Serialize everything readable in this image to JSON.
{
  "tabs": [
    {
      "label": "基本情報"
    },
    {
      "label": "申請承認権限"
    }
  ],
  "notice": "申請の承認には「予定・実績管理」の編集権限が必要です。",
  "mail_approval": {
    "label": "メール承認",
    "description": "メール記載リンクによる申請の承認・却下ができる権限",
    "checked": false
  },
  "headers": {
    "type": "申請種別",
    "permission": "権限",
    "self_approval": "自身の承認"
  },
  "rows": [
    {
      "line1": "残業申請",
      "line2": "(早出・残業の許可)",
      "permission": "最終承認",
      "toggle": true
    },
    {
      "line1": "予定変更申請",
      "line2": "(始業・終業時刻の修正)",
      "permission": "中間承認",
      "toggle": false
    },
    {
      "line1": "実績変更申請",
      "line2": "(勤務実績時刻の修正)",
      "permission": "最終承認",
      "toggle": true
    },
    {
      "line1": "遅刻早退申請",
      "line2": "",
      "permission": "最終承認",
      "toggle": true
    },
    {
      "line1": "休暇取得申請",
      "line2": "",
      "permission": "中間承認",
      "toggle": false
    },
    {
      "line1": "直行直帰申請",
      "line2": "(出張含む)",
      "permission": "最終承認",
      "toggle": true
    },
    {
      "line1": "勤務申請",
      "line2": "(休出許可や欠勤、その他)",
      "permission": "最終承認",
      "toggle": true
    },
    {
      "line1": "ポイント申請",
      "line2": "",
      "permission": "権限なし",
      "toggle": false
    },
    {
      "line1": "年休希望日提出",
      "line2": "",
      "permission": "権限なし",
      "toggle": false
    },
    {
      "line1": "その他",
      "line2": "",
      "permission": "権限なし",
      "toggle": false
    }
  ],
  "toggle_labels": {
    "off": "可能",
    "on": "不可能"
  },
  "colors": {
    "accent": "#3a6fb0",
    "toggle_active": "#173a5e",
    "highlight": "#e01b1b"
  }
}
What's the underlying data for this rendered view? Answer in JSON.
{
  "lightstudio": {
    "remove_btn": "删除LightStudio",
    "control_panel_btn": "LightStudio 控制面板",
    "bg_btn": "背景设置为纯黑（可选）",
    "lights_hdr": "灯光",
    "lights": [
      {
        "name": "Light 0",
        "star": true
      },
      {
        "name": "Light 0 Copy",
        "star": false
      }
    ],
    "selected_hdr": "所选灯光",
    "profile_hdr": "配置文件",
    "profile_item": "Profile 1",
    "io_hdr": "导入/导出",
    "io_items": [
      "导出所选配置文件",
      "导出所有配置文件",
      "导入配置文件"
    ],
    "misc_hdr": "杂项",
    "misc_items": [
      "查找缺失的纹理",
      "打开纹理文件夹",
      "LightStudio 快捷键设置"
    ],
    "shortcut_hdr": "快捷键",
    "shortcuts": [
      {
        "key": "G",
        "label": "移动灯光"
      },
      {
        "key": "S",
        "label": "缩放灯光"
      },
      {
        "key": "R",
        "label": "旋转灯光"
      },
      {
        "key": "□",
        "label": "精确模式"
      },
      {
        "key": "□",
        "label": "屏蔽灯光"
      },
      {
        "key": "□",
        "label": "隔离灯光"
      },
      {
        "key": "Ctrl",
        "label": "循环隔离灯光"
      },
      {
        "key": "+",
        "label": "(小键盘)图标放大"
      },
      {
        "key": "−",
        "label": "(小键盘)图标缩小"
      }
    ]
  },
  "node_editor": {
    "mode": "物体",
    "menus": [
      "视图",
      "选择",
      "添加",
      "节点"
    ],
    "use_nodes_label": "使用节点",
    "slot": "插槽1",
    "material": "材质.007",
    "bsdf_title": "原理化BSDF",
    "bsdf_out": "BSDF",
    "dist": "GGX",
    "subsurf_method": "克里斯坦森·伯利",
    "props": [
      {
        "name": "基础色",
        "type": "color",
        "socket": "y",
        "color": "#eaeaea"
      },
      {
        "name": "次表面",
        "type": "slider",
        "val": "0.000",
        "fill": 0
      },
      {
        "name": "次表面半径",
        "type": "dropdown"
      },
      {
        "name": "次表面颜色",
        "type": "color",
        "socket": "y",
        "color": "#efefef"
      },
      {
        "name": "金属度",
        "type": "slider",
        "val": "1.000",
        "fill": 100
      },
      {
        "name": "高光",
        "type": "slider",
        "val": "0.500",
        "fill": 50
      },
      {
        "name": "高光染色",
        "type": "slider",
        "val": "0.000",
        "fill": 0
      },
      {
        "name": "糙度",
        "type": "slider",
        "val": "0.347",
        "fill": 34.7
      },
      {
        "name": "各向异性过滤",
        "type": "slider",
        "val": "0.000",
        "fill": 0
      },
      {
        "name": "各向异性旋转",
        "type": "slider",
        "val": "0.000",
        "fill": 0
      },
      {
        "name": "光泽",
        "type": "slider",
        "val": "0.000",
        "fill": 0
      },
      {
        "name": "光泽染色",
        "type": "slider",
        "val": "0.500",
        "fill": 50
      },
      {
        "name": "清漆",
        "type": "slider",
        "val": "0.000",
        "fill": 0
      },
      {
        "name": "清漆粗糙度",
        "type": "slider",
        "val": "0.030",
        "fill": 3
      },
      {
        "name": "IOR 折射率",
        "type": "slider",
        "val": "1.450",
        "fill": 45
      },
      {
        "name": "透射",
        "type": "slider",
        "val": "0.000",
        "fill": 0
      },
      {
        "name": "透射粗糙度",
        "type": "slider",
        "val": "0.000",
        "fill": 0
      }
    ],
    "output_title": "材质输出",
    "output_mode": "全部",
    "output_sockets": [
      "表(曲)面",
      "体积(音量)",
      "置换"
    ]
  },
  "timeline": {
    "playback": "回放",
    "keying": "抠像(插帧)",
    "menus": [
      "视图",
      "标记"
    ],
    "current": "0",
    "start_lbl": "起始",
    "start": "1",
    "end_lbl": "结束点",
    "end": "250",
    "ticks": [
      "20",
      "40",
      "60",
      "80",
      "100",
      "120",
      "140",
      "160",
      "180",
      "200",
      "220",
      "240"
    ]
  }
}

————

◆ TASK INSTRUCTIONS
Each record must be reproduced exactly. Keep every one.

◆ EXPECTED OUTPUT
Serialize everything readable in this image to JSON.
{
  "tabs": [
    {
      "label": "基本情報"
    },
    {
      "label": "申請承認権限"
    }
  ],
  "notice": "申請の承認には「予定・実績管理」の編集権限が必要です。",
  "mail_approval": {
    "label": "メール承認",
    "description": "メール記載リンクによる申請の承認・却下ができる権限",
    "checked": false
  },
  "headers": {
    "type": "申請種別",
    "permission": "権限",
    "self_approval": "自身の承認"
  },
  "rows": [
    {
      "line1": "残業申請",
      "line2": "(早出・残業の許可)",
      "permission": "最終承認",
      "toggle": true
    },
    {
      "line1": "予定変更申請",
      "line2": "(始業・終業時刻の修正)",
      "permission": "中間承認",
      "toggle": false
    },
    {
      "line1": "実績変更申請",
      "line2": "(勤務実績時刻の修正)",
      "permission": "最終承認",
      "toggle": true
    },
    {
      "line1": "遅刻早退申請",
      "line2": "",
      "permission": "最終承認",
      "toggle": true
    },
    {
      "line1": "休暇取得申請",
      "line2": "",
      "permission": "中間承認",
      "toggle": false
    },
    {
      "line1": "直行直帰申請",
      "line2": "(出張含む)",
      "permission": "最終承認",
      "toggle": true
    },
    {
      "line1": "勤務申請",
      "line2": "(休出許可や欠勤、その他)",
      "permission": "最終承認",
      "toggle": true
    },
    {
      "line1": "ポイント申請",
      "line2": "",
      "permission": "権限なし",
      "toggle": false
    },
    {
      "line1": "年休希望日提出",
      "line2": "",
      "permission": "権限なし",
      "toggle": false
    },
    {
      "line1": "その他",
      "line2": "",
      "permission": "権限なし",
      "toggle": false
    }
  ],
  "toggle_labels": {
    "off": "可能",
    "on": "不可能"
  },
  "colors": {
    "accent": "#3a6fb0",
    "toggle_active": "#173a5e",
    "highlight": "#e01b1b"
  }
}
What's the underlying data for this rendered view? Answer in JSON.
{
  "lightstudio": {
    "remove_btn": "删除LightStudio",
    "control_panel_btn": "LightStudio 控制面板",
    "bg_btn": "背景设置为纯黑（可选）",
    "lights_hdr": "灯光",
    "lights": [
      {
        "name": "Light 0",
        "star": true
      },
      {
        "name": "Light 0 Copy",
        "star": false
      }
    ],
    "selected_hdr": "所选灯光",
    "profile_hdr": "配置文件",
    "profile_item": "Profile 1",
    "io_hdr": "导入/导出",
    "io_items": [
      "导出所选配置文件",
      "导出所有配置文件",
      "导入配置文件"
    ],
    "misc_hdr": "杂项",
    "misc_items": [
      "查找缺失的纹理",
      "打开纹理文件夹",
      "LightStudio 快捷键设置"
    ],
    "shortcut_hdr": "快捷键",
    "shortcuts": [
      {
        "key": "G",
        "label": "移动灯光"
      },
      {
        "key": "S",
        "label": "缩放灯光"
      },
      {
        "key": "R",
        "label": "旋转灯光"
      },
      {
        "key": "□",
        "label": "精确模式"
      },
      {
        "key": "□",
        "label": "屏蔽灯光"
      },
      {
        "key": "□",
        "label": "隔离灯光"
      },
      {
        "key": "Ctrl",
        "label": "循环隔离灯光"
      },
      {
        "key": "+",
        "label": "(小键盘)图标放大"
      },
      {
        "key": "−",
        "label": "(小键盘)图标缩小"
      }
    ]
  },
  "node_editor": {
    "mode": "物体",
    "menus": [
      "视图",
      "选择",
      "添加",
      "节点"
    ],
    "use_nodes_label": "使用节点",
    "slot": "插槽1",
    "material": "材质.007",
    "bsdf_title": "原理化BSDF",
    "bsdf_out": "BSDF",
    "dist": "GGX",
    "subsurf_method": "克里斯坦森·伯利",
    "props": [
      {
        "name": "基础色",
        "type": "color",
        "socket": "y",
        "color": "#eaeaea"
      },
      {
        "name": "次表面",
        "type": "slider",
        "val": "0.000",
        "fill": 0
      },
      {
        "name": "次表面半径",
        "type": "dropdown"
      },
      {
        "name": "次表面颜色",
        "type": "color",
        "socket": "y",
        "color": "#efefef"
      },
      {
        "name": "金属度",
        "type": "slider",
        "val": "1.000",
        "fill": 100
      },
      {
        "name": "高光",
        "type": "slider",
        "val": "0.500",
        "fill": 50
      },
      {
        "name": "高光染色",
        "type": "slider",
        "val": "0.000",
        "fill": 0
      },
      {
        "name": "糙度",
        "type": "slider",
        "val": "0.347",
        "fill": 34.7
      },
      {
        "name": "各向异性过滤",
        "type": "slider",
        "val": "0.000",
        "fill": 0
      },
      {
        "name": "各向异性旋转",
        "type": "slider",
        "val": "0.000",
        "fill": 0
      },
      {
        "name": "光泽",
        "type": "slider",
        "val": "0.000",
        "fill": 0
      },
      {
        "name": "光泽染色",
        "type": "slider",
        "val": "0.500",
        "fill": 50
      },
      {
        "name": "清漆",
        "type": "slider",
        "val": "0.000",
        "fill": 0
      },
      {
        "name": "清漆粗糙度",
        "type": "slider",
        "val": "0.030",
        "fill": 3
      },
      {
        "name": "IOR 折射率",
        "type": "slider",
        "val": "1.450",
        "fill": 45
      },
      {
        "name": "透射",
        "type": "slider",
        "val": "0.000",
        "fill": 0
      },
      {
        "name": "透射粗糙度",
        "type": "slider",
        "val": "0.000",
        "fill": 0
      }
    ],
    "output_title": "材质输出",
    "output_mode": "全部",
    "output_sockets": [
      "表(曲)面",
      "体积(音量)",
      "置换"
    ]
  },
  "timeline": {
    "playback": "回放",
    "keying": "抠像(插帧)",
    "menus": [
      "视图",
      "标记"
    ],
    "current": "0",
    "start_lbl": "起始",
    "start": "1",
    "end_lbl": "结束点",
    "end": "250",
    "ticks": [
      "20",
      "40",
      "60",
      "80",
      "100",
      "120",
      "140",
      "160",
      "180",
      "200",
      "220",
      "240"
    ]
  }
}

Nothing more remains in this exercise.